“Of course, the character and quality of performance required to be exercised in dealing with a minor, and likewise the character and quality of performance by which a minor’s conduct is itself measured, in personal injury cases, must vary according to the circumstances; yet, there still remains in cases of this character one method by which to gauge it: Ordinary, reasonable or due care under the circumstances.
“The fact that the deceased Joseph Baca was six years of age did not relieve him from the obligation to use such care and prudence as persons of his age and intelligence would naturally be expected to use under the same circumstances.
“The test to decide the issue of the contributory negligence of the deceased minor is to inquire whether, in a similar situation, an ordinary infant of like age and experience and with his knowledge of the situation and its *221dangers would have conducted himself as he did.”
Number 9 was given as requested except for the deletion of the last sentence of which the appellant does not complain and number 10 was given verbatim. Requested instruction number 11 was denied, and for that reason the appellant seeks a reversal. It reads as follows:
“No. 11: You are further instructed that the test in the present case as to whether the plaintiffs can recover or not is whether the defendant driver was or was not negligent under the facts and circumstances surrounding the accident. Negligence has been previously defined to you. In addition, if you should find from all of the evidence that the defendant driver was exceeding the speed limit, or was driving at a speed inconsistent with caution and safety under the conditions of the highway at the time of the accident, or was not keeping a careful lookout, or was not using ordinary and reasonable care that an ordinary reasonable and prudent man would have used under the facts and circumstances surrounding the accident, then this is negligence, too. As a matter of law, the deceased Joseph Baca was an infant and the defense of contributory negligence does not exist. If you should find that the defendant was negligent, and that the negligence was the proximate cause, or contributed to the proximate cause, you are to bring in your verdict for plaintiff; or, if you do not find that the defendant was negligent, then you are to bring in your verdict for the defendants.”
Requested instruction number 11 was inconsistent with the other two requested instructions in that it stated the doctrine of contributory negligence did not exist in this case. It was, therefore, properly denied.
The rule in such a case is well stated in the first paragraph of 88 C.J.S. Trial § 409, p. 1127 as follows:
“Since the granting of a request makes the legal proposition contained therein the law of the case, and since a party is bound by the theory of the case presented by the instructions given at his instance, it is proper for the court to refuse instructions .requested by him which conflict or are inconsistent with other instructions given at his request; and where several instructions are requested, some of which are inconsistent with the others and involve different theories of the case, a party submitting such instructions may not complain of the trial court in adopting one of the theories of the case and giving the instructions applicable thereto, and refusing those which were inconsistent with the ones given.”
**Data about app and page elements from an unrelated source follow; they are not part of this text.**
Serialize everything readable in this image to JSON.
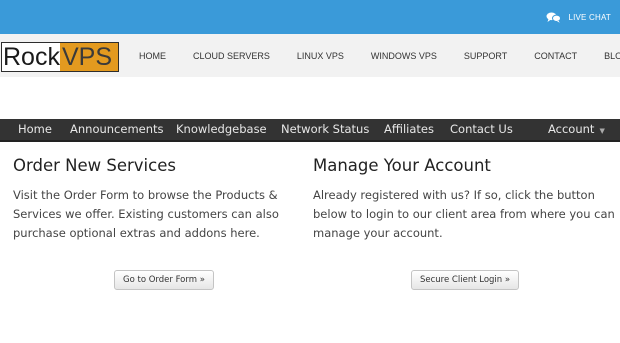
{
  "topbar": {
    "livechat_label": "LIVE CHAT"
  },
  "logo": {
    "part_a": "Rock",
    "part_b": "VPS"
  },
  "mainnav": {
    "items": [
      "HOME",
      "CLOUD SERVERS",
      "LINUX VPS",
      "WINDOWS VPS",
      "SUPPORT",
      "CONTACT",
      "BLOG"
    ]
  },
  "menubar": {
    "items": [
      "Home",
      "Announcements",
      "Knowledgebase",
      "Network Status",
      "Affiliates",
      "Contact Us"
    ],
    "account_label": "Account"
  },
  "order": {
    "title": "Order New Services",
    "lines": [
      "Visit the Order Form to browse the Products &",
      "Services we offer. Existing customers can also",
      "purchase optional extras and addons here."
    ],
    "button_label": "Go to Order Form »"
  },
  "account": {
    "title": "Manage Your Account",
    "lines": [
      "Already registered with us? If so, click the button",
      "below to login to our client area from where you can",
      "manage your account."
    ],
    "button_label": "Secure Client Login »"
  },
  "colors": {
    "topbar": "#3a9ad9",
    "menubar": "#333333",
    "logo_accent": "#e39a1f"
  }
}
*222The appellant having requested inconsistent instructions he cannot complain that the trial court accepted one of his theories and rejected the other.
The judgment is affirmed, and it is so ordered.
LUJAN, C. J., and COMPTON and CARMODY, JJ., concur.
SADLER, J., not participating.